            Contrary to the majority, I do not believe that the fact that the employer failed to comply with the OSHA forklift training regulation and the fact that the appellant was injured while operating a forklift automatically created a triable issue concerning proximate causation. The appellant had the burden of presenting credible evidence that his injuries were proximately caused by his employer's failure to offer such training. However, the appellant was only able to speculate that the warnings which might have been included in such training may have prevented him from being injured. Such speculation is certainly not proof of proximate causation. As this Court explained in Tolley v. ACF Industries, Inc., 212 W.Va. 548, 558, 575 S.E.2d 158, 168 (2002), “the law is clear that a mere possibility of causation is not sufficient to allow a reasonable juror to find causation.”

            The majority seizes upon an incident report prepared by an employee of the employer which indicated that the appellant might have had his foot outside of the forklift cab when the accident occurred and finds that this evidence permits the conclusion that the accident arose as a result of conduct that the omitted training sought to reduce or avert. To me, not sticking one's foot outside of a moving vehicle is a matter of common sense. It should not be necessary for an employer to tell a forklift driver that his foot might be crushed if he places it outside of the cab of his forklift while he is driving down narrow aisles. Some things are simply so obvious that no instruction should be necessary. To hold this employer liable in this deliberate intention case for failing to train the appellant to use basic common sense is patently unfair and unjust. Obviously, the West Virginia disability machine is still well-oiled and running smoothly. Accordingly, I respectfully dissent.  

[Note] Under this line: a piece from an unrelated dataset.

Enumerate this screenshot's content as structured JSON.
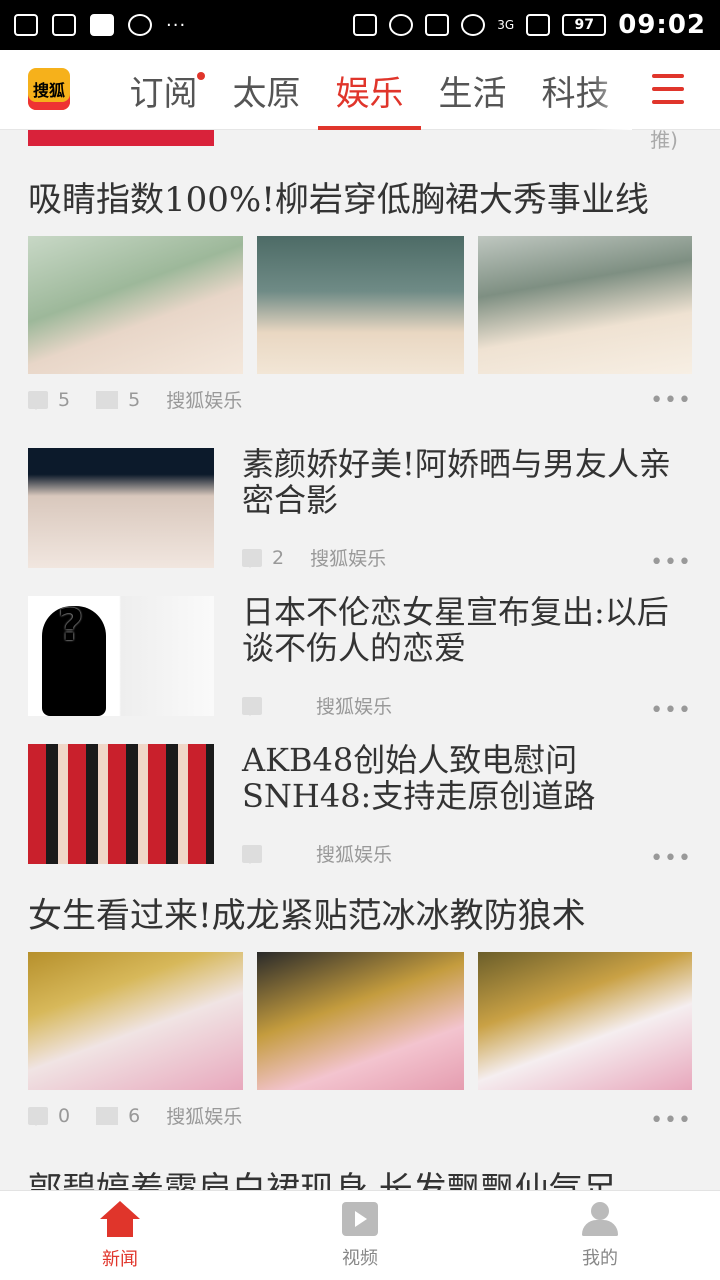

            I am authorized to state that Justice Benjamin joins in this dissent.